I’ve activated in threejs the following options:
renderer.gammaFactor = 2.2
renderer.gammaOutput = true
renderer.toneMapping = ReinhardToneMapping
renderer.toneMappingExposure = 1.0
And on color maps the following encoding:
texture.encoding = sRGBEncoding
Now according to the manul (https://threejs.org/docs/index.html#api/en/constants/Textures) this options is only valid for color maps, envMap and emissiveMaps.
I’ve downloaded from Poliigon (a texture site) some PBR materials which contain all the relevant maps (color, roughness (after inverting), metal and so forth). But the maps are in JPG, which means they are in sRGB color space and therefore gamma corrected. BUT the gamma value that is used is set to 0.04545 which is 1/22. As far as I understand this, since its gamma corrected but with the inverse a new gamma correction will bring the image to linear space and the information from the map can be used correctly by the shader.
Is this thought process correct? And if so:

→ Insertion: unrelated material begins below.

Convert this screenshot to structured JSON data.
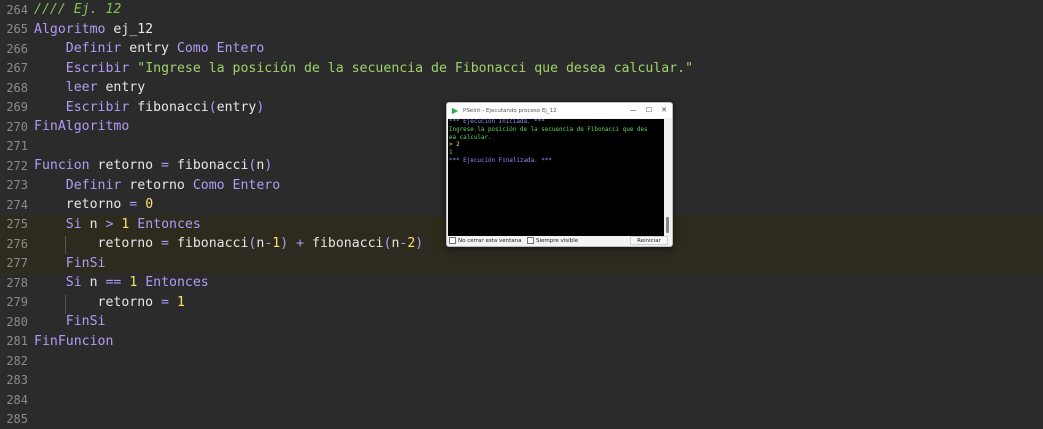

Is threeJs performing this conversion since the doc imply they should be in linear space when handed to the shader?
It could also be possible, that I miss something - this gamma topic is new for me and I’m not sure if I have all puzzle pieces together…
(this post is a crosspost from https://stackoverflow.com/questions/58709117/threejs-linear-maps-like-normal-roughness-etc-and-gamma-correction)
If a texture is in sRGB color space (like your diffuse texture) then it’s necessary to set
sRGBEncoding. This information is used by
three.js to convert the respective texels into linear space when reading them in the shader. Why? Because lighting calculations are performed in linear space. The output encoding of the renderer represents in your case a gamma correction which is performed at the end of the fragment shader.
Note that loaders like
GLTFLoader automatically set
Texture.encoding since they assume the above linear shader workflow. Besides, it was actually planed to remove
gammaOutput and introduce
outputEncoding instead in order to make this encoding/decoding setup more clear for the user (and configurable).
@Mugen87 Thanks for your reply.My question is, is this performed for roughness, normal and metal maps as well? I’m not sure because the doc says only LinearEncoding is a valid option for this kind of textures, but the maps I download are all JPG with a gamma of 0.04545, so they would need some sort of conversion(?)
No, these maps are supposed to be already in linear space. I’m not sure how your textures were generated but normally exporters respect this encoding convention. For example the glTF spec says about normal textures:
The texture contains RGB components in linear space.
If I run
identify -verbose <ROUGHNESS_MAP> (from imagemagick) I get sRGB with gamma 0.04545 - thats why I assumed they need to be gamma corrected before processing. So I guess I have to convert them to linear space with ImageMagick and save them as PNG.
Thanks for your reply and hint about glTF, this is something I have to keep in mind going forward
From the [imagemagick docs] (https://imagemagick.org/script/command-line-options.php#colorspace):
ImageMagick assumes the sRGB colorspace if the image format does not indicate otherwise
I don’t think jpg stores color space information so it will always return sRGB here.
@looeee That is true, but the gamma value should be an indicator, because it should be 1, does it not? (I’m really not sure… (-: )
In general you can assume that your non-color maps (roughness, normals, etc.) will be in linear space if they’re coming from any software that knows about 3D data. Blender, Substance Painter, and Poliigon should certainly have this right. I don’t know much about the metadata on the JPG files themselves, or whether that’s reliable, but if the normals etc. look correct you’re probably fine. Sorry that’s not an especially satisfying answer.